### [Exercise]
Work through the data below and give the number of lines holding the word "this", without any other text.

Web page and app entries

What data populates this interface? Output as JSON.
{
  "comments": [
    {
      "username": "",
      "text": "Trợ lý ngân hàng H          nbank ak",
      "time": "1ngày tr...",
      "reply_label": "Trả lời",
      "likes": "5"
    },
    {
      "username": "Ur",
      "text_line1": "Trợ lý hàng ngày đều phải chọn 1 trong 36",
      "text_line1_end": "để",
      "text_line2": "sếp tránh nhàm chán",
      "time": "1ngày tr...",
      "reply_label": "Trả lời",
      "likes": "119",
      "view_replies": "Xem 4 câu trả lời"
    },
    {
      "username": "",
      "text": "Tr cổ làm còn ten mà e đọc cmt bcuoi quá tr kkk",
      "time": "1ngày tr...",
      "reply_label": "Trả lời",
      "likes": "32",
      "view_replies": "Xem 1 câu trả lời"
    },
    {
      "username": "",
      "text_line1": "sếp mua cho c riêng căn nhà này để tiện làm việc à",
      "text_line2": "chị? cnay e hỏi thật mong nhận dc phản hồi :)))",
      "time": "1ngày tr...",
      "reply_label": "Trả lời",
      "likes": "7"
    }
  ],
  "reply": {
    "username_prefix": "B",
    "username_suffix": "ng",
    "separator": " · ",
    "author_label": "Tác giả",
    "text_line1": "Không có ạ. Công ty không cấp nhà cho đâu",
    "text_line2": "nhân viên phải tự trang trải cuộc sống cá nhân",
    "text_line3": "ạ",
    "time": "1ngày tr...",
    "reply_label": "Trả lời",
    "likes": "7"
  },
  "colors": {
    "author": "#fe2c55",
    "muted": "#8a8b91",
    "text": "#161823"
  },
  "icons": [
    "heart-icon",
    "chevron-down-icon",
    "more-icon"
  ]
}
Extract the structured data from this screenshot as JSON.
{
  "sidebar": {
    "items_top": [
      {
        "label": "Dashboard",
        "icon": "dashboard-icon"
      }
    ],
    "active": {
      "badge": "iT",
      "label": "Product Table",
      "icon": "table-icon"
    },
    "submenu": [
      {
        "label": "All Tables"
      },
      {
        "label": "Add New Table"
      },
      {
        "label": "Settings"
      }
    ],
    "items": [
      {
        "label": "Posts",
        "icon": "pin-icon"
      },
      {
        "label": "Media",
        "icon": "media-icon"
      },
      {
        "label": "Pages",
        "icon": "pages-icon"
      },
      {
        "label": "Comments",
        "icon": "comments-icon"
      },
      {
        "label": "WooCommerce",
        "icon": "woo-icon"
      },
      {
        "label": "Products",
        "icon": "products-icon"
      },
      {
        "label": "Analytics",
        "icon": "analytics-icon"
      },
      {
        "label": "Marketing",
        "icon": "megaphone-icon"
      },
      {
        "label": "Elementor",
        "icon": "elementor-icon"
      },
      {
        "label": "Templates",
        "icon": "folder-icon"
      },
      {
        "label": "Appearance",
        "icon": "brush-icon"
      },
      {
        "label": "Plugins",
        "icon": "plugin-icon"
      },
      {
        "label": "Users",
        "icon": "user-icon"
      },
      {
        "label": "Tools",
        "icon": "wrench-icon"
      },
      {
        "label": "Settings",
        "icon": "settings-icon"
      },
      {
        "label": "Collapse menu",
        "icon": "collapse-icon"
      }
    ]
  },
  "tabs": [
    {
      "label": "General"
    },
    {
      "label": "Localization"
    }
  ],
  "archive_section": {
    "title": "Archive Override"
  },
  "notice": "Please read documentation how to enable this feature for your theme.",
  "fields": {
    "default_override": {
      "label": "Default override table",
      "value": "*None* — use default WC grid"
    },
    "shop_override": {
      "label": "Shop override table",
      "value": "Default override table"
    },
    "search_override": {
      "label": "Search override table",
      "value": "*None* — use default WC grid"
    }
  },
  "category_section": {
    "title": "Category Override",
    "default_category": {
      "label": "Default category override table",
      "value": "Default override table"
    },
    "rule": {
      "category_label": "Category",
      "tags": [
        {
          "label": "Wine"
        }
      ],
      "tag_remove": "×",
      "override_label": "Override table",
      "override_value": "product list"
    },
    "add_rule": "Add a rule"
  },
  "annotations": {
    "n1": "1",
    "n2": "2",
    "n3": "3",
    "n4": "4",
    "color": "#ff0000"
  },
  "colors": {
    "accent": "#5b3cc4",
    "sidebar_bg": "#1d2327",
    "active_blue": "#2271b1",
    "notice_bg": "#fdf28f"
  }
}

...

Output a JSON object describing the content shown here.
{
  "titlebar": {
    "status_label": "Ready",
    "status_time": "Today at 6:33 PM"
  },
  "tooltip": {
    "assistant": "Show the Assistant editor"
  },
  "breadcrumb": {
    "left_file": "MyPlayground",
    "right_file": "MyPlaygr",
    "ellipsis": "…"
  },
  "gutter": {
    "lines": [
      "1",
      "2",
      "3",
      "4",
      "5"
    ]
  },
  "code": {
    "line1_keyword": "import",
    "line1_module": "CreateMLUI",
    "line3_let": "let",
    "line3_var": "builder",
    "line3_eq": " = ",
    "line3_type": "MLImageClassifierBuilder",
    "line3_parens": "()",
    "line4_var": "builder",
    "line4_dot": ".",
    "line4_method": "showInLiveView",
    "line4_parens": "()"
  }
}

### [Task output]
3